In this blog, the second of a three-part series on executive leadership’s role in creating and sustaining operational transitions, we're going to focus on effective leader character traits – specifically, the role and importance of integrity.
John Maxwell once said, “People don’t follow worthy causes; they follow worthy leaders with a cause they can believe in.” Leadership at the top requires insight, perspective, and competence. Those attributes, however, hinge on the qualities of the personalities involved. Without a solid foundation of individual integrity, executives will never realize the full potential of influence. Organizations will struggle to make needed transitions in what promises to be an increasingly competitive and less forgiving marketplace.
Integrity is defined as the quality of being honest and having strong moral principles. It's consistently demonstrating exemplary actions, showing humility, and routinely seeing the best in others – behaviors that often require deliberate and conscious effort. Simply put, it’s leading by example and walking the talk, every day.
The importance of executive leadership having integrity can’t be overstated. Companies with high trust levels outperform those that don’t by 186%. (Watson Wyatt, Work USA). While listed as an organizational attribute, trust is a measure of what others see in you based on demonstrated actions, not words. It’s not what you say, but what you do that matters most.

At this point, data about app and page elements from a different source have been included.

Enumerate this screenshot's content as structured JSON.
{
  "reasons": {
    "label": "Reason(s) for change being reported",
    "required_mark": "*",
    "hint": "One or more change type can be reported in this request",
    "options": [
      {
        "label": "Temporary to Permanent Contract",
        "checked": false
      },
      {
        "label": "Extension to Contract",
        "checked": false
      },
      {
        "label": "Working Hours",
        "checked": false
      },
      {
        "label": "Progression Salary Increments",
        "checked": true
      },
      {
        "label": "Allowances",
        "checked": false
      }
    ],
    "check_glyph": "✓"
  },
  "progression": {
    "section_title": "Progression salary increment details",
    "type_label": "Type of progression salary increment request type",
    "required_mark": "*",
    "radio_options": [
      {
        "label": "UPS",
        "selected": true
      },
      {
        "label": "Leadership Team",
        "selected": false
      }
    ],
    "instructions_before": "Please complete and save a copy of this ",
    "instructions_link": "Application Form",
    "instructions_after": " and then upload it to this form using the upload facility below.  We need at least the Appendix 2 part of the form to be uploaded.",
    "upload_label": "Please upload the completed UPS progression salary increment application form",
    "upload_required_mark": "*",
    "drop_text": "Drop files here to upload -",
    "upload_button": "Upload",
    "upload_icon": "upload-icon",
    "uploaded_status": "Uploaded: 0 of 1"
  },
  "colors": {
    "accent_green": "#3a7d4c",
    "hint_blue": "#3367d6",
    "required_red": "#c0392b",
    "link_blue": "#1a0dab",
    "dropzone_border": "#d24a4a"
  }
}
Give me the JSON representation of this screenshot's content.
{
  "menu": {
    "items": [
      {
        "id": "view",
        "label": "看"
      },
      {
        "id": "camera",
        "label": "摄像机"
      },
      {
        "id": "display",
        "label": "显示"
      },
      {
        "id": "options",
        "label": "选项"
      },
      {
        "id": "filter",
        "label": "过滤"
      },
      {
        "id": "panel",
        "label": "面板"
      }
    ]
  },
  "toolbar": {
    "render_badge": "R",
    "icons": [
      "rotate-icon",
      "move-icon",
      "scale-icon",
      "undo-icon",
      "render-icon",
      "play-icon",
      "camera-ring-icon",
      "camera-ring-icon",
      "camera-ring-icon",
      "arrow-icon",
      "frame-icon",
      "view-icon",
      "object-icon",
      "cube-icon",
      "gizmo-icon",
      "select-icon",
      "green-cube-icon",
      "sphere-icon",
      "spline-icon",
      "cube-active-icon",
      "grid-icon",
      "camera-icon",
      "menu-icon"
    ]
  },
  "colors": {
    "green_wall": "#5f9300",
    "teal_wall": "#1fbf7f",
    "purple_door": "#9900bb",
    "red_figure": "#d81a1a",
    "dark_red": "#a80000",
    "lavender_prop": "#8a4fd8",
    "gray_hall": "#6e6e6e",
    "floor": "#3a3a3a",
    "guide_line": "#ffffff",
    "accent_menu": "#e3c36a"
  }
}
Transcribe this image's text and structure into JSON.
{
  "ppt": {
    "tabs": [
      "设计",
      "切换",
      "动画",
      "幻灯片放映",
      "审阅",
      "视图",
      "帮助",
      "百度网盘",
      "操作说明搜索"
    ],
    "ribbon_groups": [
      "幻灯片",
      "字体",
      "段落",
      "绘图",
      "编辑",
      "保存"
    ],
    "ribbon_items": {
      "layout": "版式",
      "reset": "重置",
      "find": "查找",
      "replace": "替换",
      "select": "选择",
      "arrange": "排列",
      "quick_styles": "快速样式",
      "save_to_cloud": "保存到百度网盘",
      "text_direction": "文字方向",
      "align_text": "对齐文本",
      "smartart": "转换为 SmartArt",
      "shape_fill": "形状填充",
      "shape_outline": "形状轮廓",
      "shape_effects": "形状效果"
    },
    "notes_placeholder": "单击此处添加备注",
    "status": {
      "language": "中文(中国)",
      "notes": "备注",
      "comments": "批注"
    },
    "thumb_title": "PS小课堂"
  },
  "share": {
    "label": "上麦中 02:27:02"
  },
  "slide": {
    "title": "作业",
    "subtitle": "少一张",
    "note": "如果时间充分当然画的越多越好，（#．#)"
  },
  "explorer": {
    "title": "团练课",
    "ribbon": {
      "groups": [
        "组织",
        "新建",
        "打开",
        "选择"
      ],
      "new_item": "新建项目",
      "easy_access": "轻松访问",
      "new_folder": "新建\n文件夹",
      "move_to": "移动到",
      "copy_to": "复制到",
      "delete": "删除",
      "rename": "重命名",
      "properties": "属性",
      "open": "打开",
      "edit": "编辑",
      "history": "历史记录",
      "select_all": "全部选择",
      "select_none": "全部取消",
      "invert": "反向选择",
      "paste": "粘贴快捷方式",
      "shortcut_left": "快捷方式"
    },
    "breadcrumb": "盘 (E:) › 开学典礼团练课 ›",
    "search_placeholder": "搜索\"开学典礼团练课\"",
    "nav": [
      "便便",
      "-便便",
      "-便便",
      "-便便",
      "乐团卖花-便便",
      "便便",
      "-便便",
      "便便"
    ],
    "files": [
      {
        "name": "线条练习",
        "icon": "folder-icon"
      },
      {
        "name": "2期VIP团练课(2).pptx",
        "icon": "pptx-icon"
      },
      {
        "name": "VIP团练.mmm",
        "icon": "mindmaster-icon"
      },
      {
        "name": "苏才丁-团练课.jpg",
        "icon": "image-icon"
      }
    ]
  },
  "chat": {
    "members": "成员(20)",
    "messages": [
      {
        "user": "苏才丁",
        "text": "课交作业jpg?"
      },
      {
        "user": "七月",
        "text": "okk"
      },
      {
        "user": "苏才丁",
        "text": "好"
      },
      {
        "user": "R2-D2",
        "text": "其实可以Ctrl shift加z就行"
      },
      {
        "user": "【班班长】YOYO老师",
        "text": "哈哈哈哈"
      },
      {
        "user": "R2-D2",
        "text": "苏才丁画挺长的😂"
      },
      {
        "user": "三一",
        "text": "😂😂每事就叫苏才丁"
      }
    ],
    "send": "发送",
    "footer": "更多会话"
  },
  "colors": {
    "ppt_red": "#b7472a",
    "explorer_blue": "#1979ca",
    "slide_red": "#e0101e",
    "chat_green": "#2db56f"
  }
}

In a study by Trust Edge Leadership Institute, having trusted leadership was the most important quality job applicants looked for when considering employment opportunities with an organization. A lack of trust in organizational leadership makes recruitment and retention of desired employees challenging, at best. It also makes the pathway for needed changes – a daunting task in and of itself – even more difficult.
Demonstrating integrity through decisions and actions is key to getting results through others. A lack of trust results in skepticism, dissension, and discord. Now, perhaps more than ever before, executives must prioritize people over profit. Challenges, barriers, and operational obstacles must be made transparent, and stakeholders must be provided with an opportunity for involvement and input. Decision-makers must consistently do the right thing, remain steadfast and unwavering on communicated priorities, and stay the course on commitments.
By all indications, the 21st-century marketplace will continue to be ultracompetitive, regardless of industry or business sector. Change and the management of change will no longer be the next reality, but an ongoing operational norm. Navigating the obstacles and making needed transitions requires direction and leadership from trusted decision-makers. Demonstrating integrity in all that you do is a prerequisite to success as a leader and a requisite for buy-in and support from critical stakeholders.